Input:
============================================================

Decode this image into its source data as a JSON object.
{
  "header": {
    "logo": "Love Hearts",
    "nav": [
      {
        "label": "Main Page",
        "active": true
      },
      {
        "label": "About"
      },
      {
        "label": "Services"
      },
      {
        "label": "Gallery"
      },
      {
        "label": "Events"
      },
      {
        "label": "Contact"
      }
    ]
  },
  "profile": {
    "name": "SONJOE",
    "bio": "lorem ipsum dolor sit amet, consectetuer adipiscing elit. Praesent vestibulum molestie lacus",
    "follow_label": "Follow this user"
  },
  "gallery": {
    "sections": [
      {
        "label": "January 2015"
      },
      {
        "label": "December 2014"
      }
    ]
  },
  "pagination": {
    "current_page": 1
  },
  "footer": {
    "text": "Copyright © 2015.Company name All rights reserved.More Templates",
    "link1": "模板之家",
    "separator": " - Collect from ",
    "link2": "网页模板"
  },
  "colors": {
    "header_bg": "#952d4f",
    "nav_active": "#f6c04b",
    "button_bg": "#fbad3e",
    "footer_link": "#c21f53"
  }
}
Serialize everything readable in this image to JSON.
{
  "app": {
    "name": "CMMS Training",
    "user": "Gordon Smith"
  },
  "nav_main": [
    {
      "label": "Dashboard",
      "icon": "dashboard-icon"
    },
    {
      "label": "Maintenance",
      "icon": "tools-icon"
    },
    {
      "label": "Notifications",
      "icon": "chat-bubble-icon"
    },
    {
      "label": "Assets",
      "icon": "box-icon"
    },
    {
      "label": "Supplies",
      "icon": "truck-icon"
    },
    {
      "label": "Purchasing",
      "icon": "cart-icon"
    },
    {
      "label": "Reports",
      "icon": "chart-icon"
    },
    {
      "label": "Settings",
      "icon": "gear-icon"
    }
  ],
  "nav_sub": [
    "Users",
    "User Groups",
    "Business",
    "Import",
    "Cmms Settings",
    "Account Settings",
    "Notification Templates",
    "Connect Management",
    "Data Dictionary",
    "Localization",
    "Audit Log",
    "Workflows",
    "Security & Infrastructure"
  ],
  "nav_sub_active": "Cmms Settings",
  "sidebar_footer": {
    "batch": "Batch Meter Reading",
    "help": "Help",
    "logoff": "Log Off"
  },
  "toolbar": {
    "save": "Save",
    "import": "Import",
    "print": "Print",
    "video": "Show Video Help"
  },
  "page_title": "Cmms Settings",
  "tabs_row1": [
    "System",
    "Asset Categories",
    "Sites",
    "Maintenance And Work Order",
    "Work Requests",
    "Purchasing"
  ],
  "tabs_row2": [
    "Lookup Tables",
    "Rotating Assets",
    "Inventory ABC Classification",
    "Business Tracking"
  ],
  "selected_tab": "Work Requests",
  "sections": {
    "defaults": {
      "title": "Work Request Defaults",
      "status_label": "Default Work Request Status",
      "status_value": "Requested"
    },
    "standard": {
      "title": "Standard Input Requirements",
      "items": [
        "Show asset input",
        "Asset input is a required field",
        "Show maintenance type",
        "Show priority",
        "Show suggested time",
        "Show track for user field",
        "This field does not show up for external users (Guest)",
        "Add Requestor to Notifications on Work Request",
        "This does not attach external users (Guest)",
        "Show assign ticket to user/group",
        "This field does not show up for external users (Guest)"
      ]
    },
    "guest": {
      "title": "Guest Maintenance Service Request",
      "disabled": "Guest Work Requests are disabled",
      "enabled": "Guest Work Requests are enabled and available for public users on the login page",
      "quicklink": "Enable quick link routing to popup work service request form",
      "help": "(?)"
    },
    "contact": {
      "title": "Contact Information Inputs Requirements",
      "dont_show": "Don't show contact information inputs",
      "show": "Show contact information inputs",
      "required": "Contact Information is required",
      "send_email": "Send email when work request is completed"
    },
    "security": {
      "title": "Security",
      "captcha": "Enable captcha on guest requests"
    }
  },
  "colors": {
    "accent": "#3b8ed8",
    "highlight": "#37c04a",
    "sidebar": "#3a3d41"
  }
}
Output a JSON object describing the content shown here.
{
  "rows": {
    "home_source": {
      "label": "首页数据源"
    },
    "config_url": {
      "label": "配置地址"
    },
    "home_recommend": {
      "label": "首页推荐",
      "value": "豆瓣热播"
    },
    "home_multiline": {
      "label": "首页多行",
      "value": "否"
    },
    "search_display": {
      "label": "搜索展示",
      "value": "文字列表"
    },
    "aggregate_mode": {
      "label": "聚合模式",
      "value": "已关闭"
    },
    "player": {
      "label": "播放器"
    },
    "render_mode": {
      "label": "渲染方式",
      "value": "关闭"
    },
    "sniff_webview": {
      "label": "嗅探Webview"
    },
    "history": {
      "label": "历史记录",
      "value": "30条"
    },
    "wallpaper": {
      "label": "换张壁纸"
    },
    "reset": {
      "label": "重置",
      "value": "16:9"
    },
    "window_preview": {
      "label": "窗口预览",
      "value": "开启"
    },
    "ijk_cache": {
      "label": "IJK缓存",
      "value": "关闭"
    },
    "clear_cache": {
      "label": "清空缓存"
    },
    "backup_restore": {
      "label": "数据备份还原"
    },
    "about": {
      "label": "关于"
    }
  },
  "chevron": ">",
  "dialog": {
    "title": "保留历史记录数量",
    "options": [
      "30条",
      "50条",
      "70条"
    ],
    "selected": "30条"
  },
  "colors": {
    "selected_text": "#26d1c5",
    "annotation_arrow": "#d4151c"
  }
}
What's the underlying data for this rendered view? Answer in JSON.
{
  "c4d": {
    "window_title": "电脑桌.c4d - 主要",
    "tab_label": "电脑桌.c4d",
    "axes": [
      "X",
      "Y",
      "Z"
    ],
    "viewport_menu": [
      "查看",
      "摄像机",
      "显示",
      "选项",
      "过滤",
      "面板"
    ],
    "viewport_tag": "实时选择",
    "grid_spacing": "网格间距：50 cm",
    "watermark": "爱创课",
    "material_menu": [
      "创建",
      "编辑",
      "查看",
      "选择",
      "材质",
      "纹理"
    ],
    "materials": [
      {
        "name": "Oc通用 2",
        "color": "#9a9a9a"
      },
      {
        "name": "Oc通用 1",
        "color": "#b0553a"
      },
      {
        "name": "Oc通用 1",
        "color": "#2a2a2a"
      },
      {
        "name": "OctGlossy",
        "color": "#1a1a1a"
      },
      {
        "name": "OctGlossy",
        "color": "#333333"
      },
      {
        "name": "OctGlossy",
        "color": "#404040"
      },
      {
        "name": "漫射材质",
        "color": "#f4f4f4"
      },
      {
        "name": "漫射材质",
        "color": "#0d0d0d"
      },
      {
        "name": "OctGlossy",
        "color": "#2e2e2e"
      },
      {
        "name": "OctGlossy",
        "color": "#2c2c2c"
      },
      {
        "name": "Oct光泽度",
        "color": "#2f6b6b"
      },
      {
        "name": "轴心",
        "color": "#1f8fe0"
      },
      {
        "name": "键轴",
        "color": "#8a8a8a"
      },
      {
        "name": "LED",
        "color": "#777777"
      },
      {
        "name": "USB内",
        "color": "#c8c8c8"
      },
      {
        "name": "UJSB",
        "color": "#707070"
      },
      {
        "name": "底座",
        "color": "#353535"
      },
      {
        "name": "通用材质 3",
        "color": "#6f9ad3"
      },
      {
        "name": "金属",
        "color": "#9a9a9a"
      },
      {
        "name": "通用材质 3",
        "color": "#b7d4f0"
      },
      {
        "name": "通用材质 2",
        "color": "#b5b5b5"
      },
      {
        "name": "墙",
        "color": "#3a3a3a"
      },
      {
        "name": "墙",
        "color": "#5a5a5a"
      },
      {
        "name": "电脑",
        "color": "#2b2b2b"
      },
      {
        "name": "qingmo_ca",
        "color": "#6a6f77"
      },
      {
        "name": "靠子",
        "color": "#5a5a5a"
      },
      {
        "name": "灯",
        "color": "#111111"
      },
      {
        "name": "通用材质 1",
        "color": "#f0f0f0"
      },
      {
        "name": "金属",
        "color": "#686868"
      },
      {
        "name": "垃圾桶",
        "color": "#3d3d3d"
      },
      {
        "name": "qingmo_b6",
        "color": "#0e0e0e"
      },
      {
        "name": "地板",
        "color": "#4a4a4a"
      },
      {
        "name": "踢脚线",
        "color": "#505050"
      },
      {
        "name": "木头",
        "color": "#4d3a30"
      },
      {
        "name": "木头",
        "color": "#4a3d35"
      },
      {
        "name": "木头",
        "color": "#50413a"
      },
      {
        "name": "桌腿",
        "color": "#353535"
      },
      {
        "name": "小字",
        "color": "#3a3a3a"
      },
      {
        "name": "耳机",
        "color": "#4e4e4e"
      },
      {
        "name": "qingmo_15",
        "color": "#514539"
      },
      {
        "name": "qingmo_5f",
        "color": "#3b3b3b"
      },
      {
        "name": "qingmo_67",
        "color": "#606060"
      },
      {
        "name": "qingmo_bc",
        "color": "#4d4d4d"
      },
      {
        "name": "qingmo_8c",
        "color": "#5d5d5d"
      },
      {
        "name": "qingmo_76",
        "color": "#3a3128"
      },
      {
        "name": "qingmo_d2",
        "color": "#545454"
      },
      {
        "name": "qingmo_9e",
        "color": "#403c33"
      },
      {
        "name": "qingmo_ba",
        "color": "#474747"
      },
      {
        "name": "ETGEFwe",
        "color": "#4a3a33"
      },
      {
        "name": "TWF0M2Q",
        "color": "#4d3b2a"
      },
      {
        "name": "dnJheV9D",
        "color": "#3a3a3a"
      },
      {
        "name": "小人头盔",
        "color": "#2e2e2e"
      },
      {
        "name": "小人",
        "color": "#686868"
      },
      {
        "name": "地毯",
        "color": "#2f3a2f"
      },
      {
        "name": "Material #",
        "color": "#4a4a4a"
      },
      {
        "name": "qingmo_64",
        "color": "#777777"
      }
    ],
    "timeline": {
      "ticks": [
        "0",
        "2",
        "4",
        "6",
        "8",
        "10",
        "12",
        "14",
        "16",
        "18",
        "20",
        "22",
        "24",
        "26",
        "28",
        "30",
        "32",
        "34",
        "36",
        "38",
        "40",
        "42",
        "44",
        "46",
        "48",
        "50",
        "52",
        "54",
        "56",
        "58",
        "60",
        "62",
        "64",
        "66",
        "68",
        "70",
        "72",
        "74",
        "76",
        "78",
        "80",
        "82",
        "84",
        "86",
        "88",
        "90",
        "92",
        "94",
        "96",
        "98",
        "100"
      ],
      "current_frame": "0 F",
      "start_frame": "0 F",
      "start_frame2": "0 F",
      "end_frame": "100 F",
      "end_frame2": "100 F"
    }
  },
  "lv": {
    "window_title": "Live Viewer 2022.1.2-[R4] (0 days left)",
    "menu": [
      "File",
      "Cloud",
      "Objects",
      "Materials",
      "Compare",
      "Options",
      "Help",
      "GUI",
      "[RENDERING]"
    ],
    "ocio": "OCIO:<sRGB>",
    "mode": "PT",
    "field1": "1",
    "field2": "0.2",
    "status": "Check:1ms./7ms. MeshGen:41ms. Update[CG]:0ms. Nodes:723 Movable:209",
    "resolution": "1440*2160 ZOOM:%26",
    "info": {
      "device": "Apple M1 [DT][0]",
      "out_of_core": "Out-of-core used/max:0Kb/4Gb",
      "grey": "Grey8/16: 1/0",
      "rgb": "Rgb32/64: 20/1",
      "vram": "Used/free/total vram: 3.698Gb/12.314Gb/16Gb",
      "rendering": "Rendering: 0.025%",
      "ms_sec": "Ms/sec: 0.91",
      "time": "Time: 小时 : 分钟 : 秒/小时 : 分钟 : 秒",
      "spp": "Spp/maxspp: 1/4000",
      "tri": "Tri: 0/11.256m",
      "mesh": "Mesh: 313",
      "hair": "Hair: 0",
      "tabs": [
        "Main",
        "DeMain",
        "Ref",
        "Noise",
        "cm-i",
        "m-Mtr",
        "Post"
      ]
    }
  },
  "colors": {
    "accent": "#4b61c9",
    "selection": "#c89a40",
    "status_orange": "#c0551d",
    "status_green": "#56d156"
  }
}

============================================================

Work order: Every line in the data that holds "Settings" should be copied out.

Your solution:
      "label": "Settings",
    "Cmms Settings",
    "Account Settings",
  "nav_sub_active": "Cmms Settings",
  "page_title": "Cmms Settings",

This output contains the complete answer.